Activity:
Retype every record below exactly as it is written.

Extracted data:
----------------

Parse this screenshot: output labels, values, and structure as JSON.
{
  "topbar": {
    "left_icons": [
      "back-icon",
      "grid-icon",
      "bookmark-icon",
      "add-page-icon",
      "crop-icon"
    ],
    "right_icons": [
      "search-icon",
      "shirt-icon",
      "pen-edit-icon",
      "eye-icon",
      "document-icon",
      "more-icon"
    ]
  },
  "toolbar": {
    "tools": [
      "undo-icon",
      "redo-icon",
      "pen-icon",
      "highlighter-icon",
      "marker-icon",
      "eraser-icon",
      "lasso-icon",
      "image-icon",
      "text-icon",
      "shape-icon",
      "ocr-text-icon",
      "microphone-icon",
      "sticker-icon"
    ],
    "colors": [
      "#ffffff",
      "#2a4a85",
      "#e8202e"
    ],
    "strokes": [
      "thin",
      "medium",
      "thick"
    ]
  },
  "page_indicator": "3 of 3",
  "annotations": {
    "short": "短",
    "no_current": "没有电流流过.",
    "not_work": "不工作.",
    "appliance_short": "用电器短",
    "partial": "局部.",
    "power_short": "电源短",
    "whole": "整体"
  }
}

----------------

Reply:
Parse this screenshot: output labels, values, and structure as JSON.
{
  "topbar": {
    "left_icons": [
      "back-icon",
      "grid-icon",
      "bookmark-icon",
      "add-page-icon",
      "crop-icon"
    ],
    "right_icons": [
      "search-icon",
      "shirt-icon",
      "pen-edit-icon",
      "eye-icon",
      "document-icon",
      "more-icon"
    ]
  },
  "toolbar": {
    "tools": [
      "undo-icon",
      "redo-icon",
      "pen-icon",
      "highlighter-icon",
      "marker-icon",
      "eraser-icon",
      "lasso-icon",
      "image-icon",
      "text-icon",
      "shape-icon",
      "ocr-text-icon",
      "microphone-icon",
      "sticker-icon"
    ],
    "colors": [
      "#ffffff",
      "#2a4a85",
      "#e8202e"
    ],
    "strokes": [
      "thin",
      "medium",
      "thick"
    ]
  },
  "page_indicator": "3 of 3",
  "annotations": {
    "short": "短",
    "no_current": "没有电流流过.",
    "not_work": "不工作.",
    "appliance_short": "用电器短",
    "partial": "局部.",
    "power_short": "电源短",
    "whole": "整体"
  }
}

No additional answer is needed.